YOUR GOAL: Write the entries below out again exactly; any picture in them stays out.

EXTRACTED DATA:
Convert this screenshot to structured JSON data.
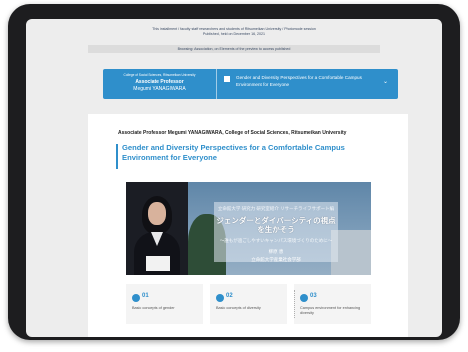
{
  "page": {
    "top_note_line1": "This installment / faculty staff researchers and students of Ritsumeikan University / Photomode session",
    "top_note_line2": "Published, held on December 16, 2021",
    "info_bar": "Browsing: Association, on Elements of the preview to access published"
  },
  "banner": {
    "college": "College of Social Sciences, Ritsumeikan University",
    "position": "Associate Professor",
    "person": "Megumi YANAGIWARA",
    "title": "Gender and Diversity Perspectives for a Comfortable Campus Environment for Everyone",
    "expand_icon": "chevron-down-icon"
  },
  "article": {
    "author": "Associate Professor Megumi YANAGIWARA, College of Social Sciences, Ritsumeikan University",
    "heading": "Gender and Diversity Perspectives for a Comfortable Campus Environment for Everyone"
  },
  "video": {
    "series": "立命館大学 研究力 研究室紹介 リサーチライフサポート編",
    "title_jp": "ジェンダーとダイバーシティの視点を生かそう",
    "subtitle_jp": "〜誰もが過ごしやすいキャンパス環境づくりのために〜",
    "speaker_jp": "柳原 恵",
    "affiliation_jp": "立命館大学産業社会学部"
  },
  "stats": [
    {
      "num": "01",
      "label": "Basic concepts of gender",
      "icon": "bulb-icon"
    },
    {
      "num": "02",
      "label": "Basic concepts of diversity",
      "icon": "bulb-icon"
    },
    {
      "num": "03",
      "label": "Campus environment for enhancing diversity",
      "icon": "bulb-icon"
    }
  ],
  "colors": {
    "accent": "#2f8fcb",
    "device": "#1d1d1f"
  }
}
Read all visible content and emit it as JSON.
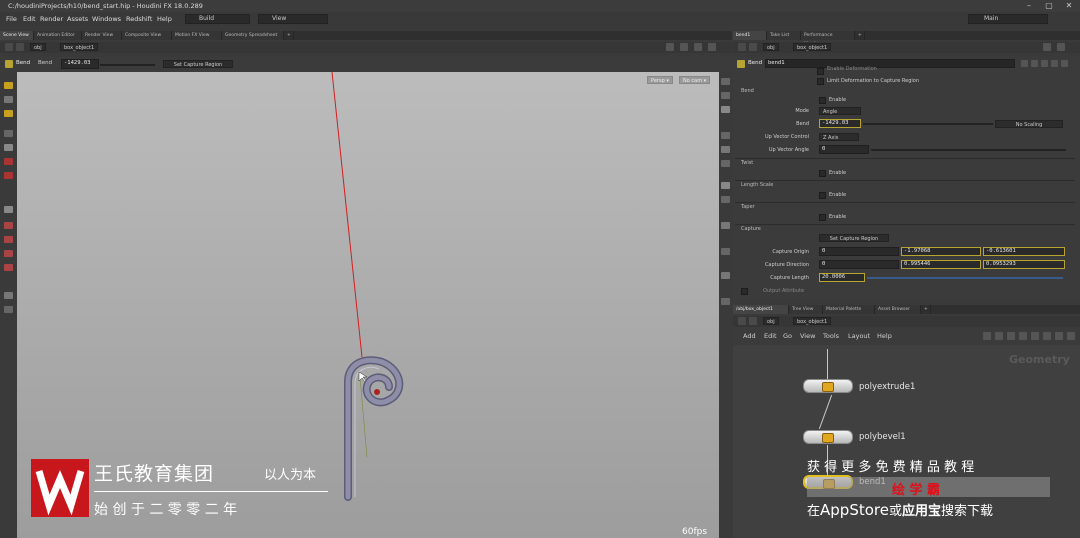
{
  "window": {
    "title": "C:/houdiniProjects/h10/bend_start.hip - Houdini FX 18.0.289"
  },
  "menu": {
    "items": [
      "File",
      "Edit",
      "Render",
      "Assets",
      "Windows",
      "Redshift",
      "Help"
    ]
  },
  "toolbar": {
    "desktop": "Build",
    "view": "View",
    "layout": "Main"
  },
  "left_tabs": [
    "Scene View",
    "Animation Editor",
    "Render View",
    "Composite View",
    "Motion FX View",
    "Geometry Spreadsheet"
  ],
  "right_top_tabs": [
    "bend1",
    "Take List",
    "Performance Monitor"
  ],
  "right_bottom_tabs": [
    "/obj/box_object1",
    "Tree View",
    "Material Palette",
    "Asset Browser"
  ],
  "path": {
    "root": "obj",
    "object": "box_object1"
  },
  "viewport": {
    "tool_label": "Bend",
    "tool_name": "Bend",
    "bend_value": "-1429.03",
    "set_capture": "Set Capture Region",
    "persp": "Persp ▾",
    "nocam": "No cam ▾",
    "fps": "60fps"
  },
  "params": {
    "node_type": "Bend",
    "node_name": "bend1",
    "enable_deform": "Enable Deformation",
    "limit_deform": "Limit Deformation to Capture Region",
    "bend_section": "Bend",
    "enable": "Enable",
    "mode_label": "Mode",
    "mode_value": "Angle",
    "bend_label": "Bend",
    "bend_value": "-1429.03",
    "no_scaling": "No Scaling",
    "upvec_label": "Up Vector Control",
    "upvec_value": "Z Axis",
    "upangle_label": "Up Vector Angle",
    "upangle_value": "0",
    "twist_section": "Twist",
    "length_section": "Length Scale",
    "taper_section": "Taper",
    "capture_section": "Capture",
    "set_capture_btn": "Set Capture Region",
    "origin_label": "Capture Origin",
    "origin": [
      "0",
      "-1.97068",
      "-0.613601"
    ],
    "direction_label": "Capture Direction",
    "direction": [
      "0",
      "0.995446",
      "0.0953293"
    ],
    "length_label": "Capture Length",
    "length_value": "20.0006",
    "output_attr": "Output Attribute"
  },
  "network": {
    "menu": [
      "Add",
      "Edit",
      "Go",
      "View",
      "Tools",
      "Layout",
      "Help"
    ],
    "context_label": "Geometry",
    "nodes": [
      "polyextrude1",
      "polybevel1",
      "bend1"
    ]
  },
  "watermark": {
    "brand": "王氏教育集团",
    "motto": "以人为本",
    "since": "始 创 于 二 零 零 二 年",
    "promo1": "获 得 更 多 免 费 精 品 教 程",
    "promo_brand": "绘 学 霸",
    "promo2_a": "在",
    "promo2_b": "AppStore",
    "promo2_c": "或",
    "promo2_d": "应用宝",
    "promo2_e": "搜索下载"
  },
  "colors": {
    "accent": "#b8a432",
    "node_bg": "#e6e6e6",
    "watermark_red": "#c8161d"
  }
}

EXERCISE SOLUTION:
Convert this screenshot to structured JSON data.
{
  "page": {
    "top_note_line1": "This installment / faculty staff researchers and students of Ritsumeikan University / Photomode session",
    "top_note_line2": "Published, held on December 16, 2021",
    "info_bar": "Browsing: Association, on Elements of the preview to access published"
  },
  "banner": {
    "college": "College of Social Sciences, Ritsumeikan University",
    "position": "Associate Professor",
    "person": "Megumi YANAGIWARA",
    "title": "Gender and Diversity Perspectives for a Comfortable Campus Environment for Everyone",
    "expand_icon": "chevron-down-icon"
  },
  "article": {
    "author": "Associate Professor Megumi YANAGIWARA, College of Social Sciences, Ritsumeikan University",
    "heading": "Gender and Diversity Perspectives for a Comfortable Campus Environment for Everyone"
  },
  "video": {
    "series": "立命館大学 研究力 研究室紹介 リサーチライフサポート編",
    "title_jp": "ジェンダーとダイバーシティの視点を生かそう",
    "subtitle_jp": "〜誰もが過ごしやすいキャンパス環境づくりのために〜",
    "speaker_jp": "柳原 恵",
    "affiliation_jp": "立命館大学産業社会学部"
  },
  "stats": [
    {
      "num": "01",
      "label": "Basic concepts of gender",
      "icon": "bulb-icon"
    },
    {
      "num": "02",
      "label": "Basic concepts of diversity",
      "icon": "bulb-icon"
    },
    {
      "num": "03",
      "label": "Campus environment for enhancing diversity",
      "icon": "bulb-icon"
    }
  ],
  "colors": {
    "accent": "#2f8fcb",
    "device": "#1d1d1f"
  }
}
Read all visible content and emit it as JSON.
{
  "window": {
    "title": "C:/houdiniProjects/h10/bend_start.hip - Houdini FX 18.0.289"
  },
  "menu": {
    "items": [
      "File",
      "Edit",
      "Render",
      "Assets",
      "Windows",
      "Redshift",
      "Help"
    ]
  },
  "toolbar": {
    "desktop": "Build",
    "view": "View",
    "layout": "Main"
  },
  "left_tabs": [
    "Scene View",
    "Animation Editor",
    "Render View",
    "Composite View",
    "Motion FX View",
    "Geometry Spreadsheet"
  ],
  "right_top_tabs": [
    "bend1",
    "Take List",
    "Performance Monitor"
  ],
  "right_bottom_tabs": [
    "/obj/box_object1",
    "Tree View",
    "Material Palette",
    "Asset Browser"
  ],
  "path": {
    "root": "obj",
    "object": "box_object1"
  },
  "viewport": {
    "tool_label": "Bend",
    "tool_name": "Bend",
    "bend_value": "-1429.03",
    "set_capture": "Set Capture Region",
    "persp": "Persp ▾",
    "nocam": "No cam ▾",
    "fps": "60fps"
  },
  "params": {
    "node_type": "Bend",
    "node_name": "bend1",
    "enable_deform": "Enable Deformation",
    "limit_deform": "Limit Deformation to Capture Region",
    "bend_section": "Bend",
    "enable": "Enable",
    "mode_label": "Mode",
    "mode_value": "Angle",
    "bend_label": "Bend",
    "bend_value": "-1429.03",
    "no_scaling": "No Scaling",
    "upvec_label": "Up Vector Control",
    "upvec_value": "Z Axis",
    "upangle_label": "Up Vector Angle",
    "upangle_value": "0",
    "twist_section": "Twist",
    "length_section": "Length Scale",
    "taper_section": "Taper",
    "capture_section": "Capture",
    "set_capture_btn": "Set Capture Region",
    "origin_label": "Capture Origin",
    "origin": [
      "0",
      "-1.97068",
      "-0.613601"
    ],
    "direction_label": "Capture Direction",
    "direction": [
      "0",
      "0.995446",
      "0.0953293"
    ],
    "length_label": "Capture Length",
    "length_value": "20.0006",
    "output_attr": "Output Attribute"
  },
  "network": {
    "menu": [
      "Add",
      "Edit",
      "Go",
      "View",
      "Tools",
      "Layout",
      "Help"
    ],
    "context_label": "Geometry",
    "nodes": [
      "polyextrude1",
      "polybevel1",
      "bend1"
    ]
  },
  "watermark": {
    "brand": "王氏教育集团",
    "motto": "以人为本",
    "since": "始 创 于 二 零 零 二 年",
    "promo1": "获 得 更 多 免 费 精 品 教 程",
    "promo_brand": "绘 学 霸",
    "promo2_a": "在",
    "promo2_b": "AppStore",
    "promo2_c": "或",
    "promo2_d": "应用宝",
    "promo2_e": "搜索下载"
  },
  "colors": {
    "accent": "#b8a432",
    "node_bg": "#e6e6e6",
    "watermark_red": "#c8161d"
  }
}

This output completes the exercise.